Aim of the task: Word for word, and with pictures excluded, copy out all the records that follow.

Excerpted data:

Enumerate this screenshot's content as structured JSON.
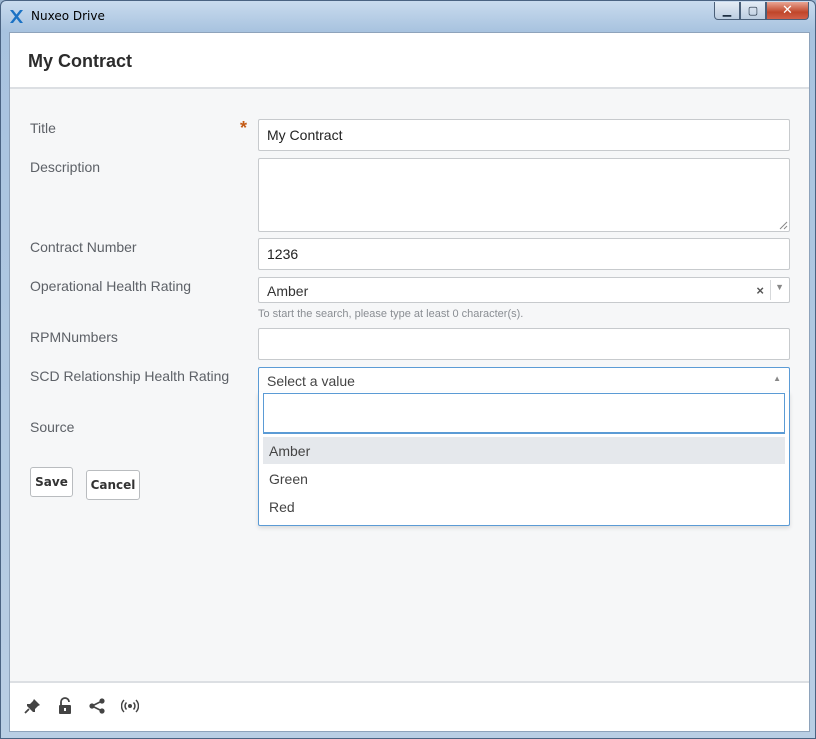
{
  "window": {
    "app_title": "Nuxeo Drive",
    "minimize_icon": "minimize-icon",
    "maximize_icon": "maximize-icon",
    "close_icon": "close-icon"
  },
  "header": {
    "title": "My Contract"
  },
  "form": {
    "title_label": "Title",
    "title_value": "My Contract",
    "required_mark": "*",
    "description_label": "Description",
    "description_value": "",
    "contract_number_label": "Contract Number",
    "contract_number_value": "1236",
    "operational_label": "Operational Health Rating",
    "operational_value": "Amber",
    "operational_clear": "×",
    "operational_hint": "To start the search, please type at least 0 character(s).",
    "rpm_label": "RPMNumbers",
    "rpm_value": "",
    "scd_label": "SCD Relationship Health Rating",
    "scd_placeholder": "Select a value",
    "scd_options": [
      "Amber",
      "Green",
      "Red"
    ],
    "scd_highlighted": "Amber",
    "source_label": "Source"
  },
  "actions": {
    "save_label": "Save",
    "cancel_label": "Cancel"
  },
  "footer": {
    "icons": [
      "pin-icon",
      "unlock-icon",
      "share-icon",
      "broadcast-icon"
    ]
  },
  "colors": {
    "accent": "#5b9bd5",
    "required": "#c45b16"
  }
}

Answer to the problem:
Enumerate this screenshot's content as structured JSON.
{
  "window": {
    "app_title": "Nuxeo Drive",
    "minimize_icon": "minimize-icon",
    "maximize_icon": "maximize-icon",
    "close_icon": "close-icon"
  },
  "header": {
    "title": "My Contract"
  },
  "form": {
    "title_label": "Title",
    "title_value": "My Contract",
    "required_mark": "*",
    "description_label": "Description",
    "description_value": "",
    "contract_number_label": "Contract Number",
    "contract_number_value": "1236",
    "operational_label": "Operational Health Rating",
    "operational_value": "Amber",
    "operational_clear": "×",
    "operational_hint": "To start the search, please type at least 0 character(s).",
    "rpm_label": "RPMNumbers",
    "rpm_value": "",
    "scd_label": "SCD Relationship Health Rating",
    "scd_placeholder": "Select a value",
    "scd_options": [
      "Amber",
      "Green",
      "Red"
    ],
    "scd_highlighted": "Amber",
    "source_label": "Source"
  },
  "actions": {
    "save_label": "Save",
    "cancel_label": "Cancel"
  },
  "footer": {
    "icons": [
      "pin-icon",
      "unlock-icon",
      "share-icon",
      "broadcast-icon"
    ]
  },
  "colors": {
    "accent": "#5b9bd5",
    "required": "#c45b16"
  }
}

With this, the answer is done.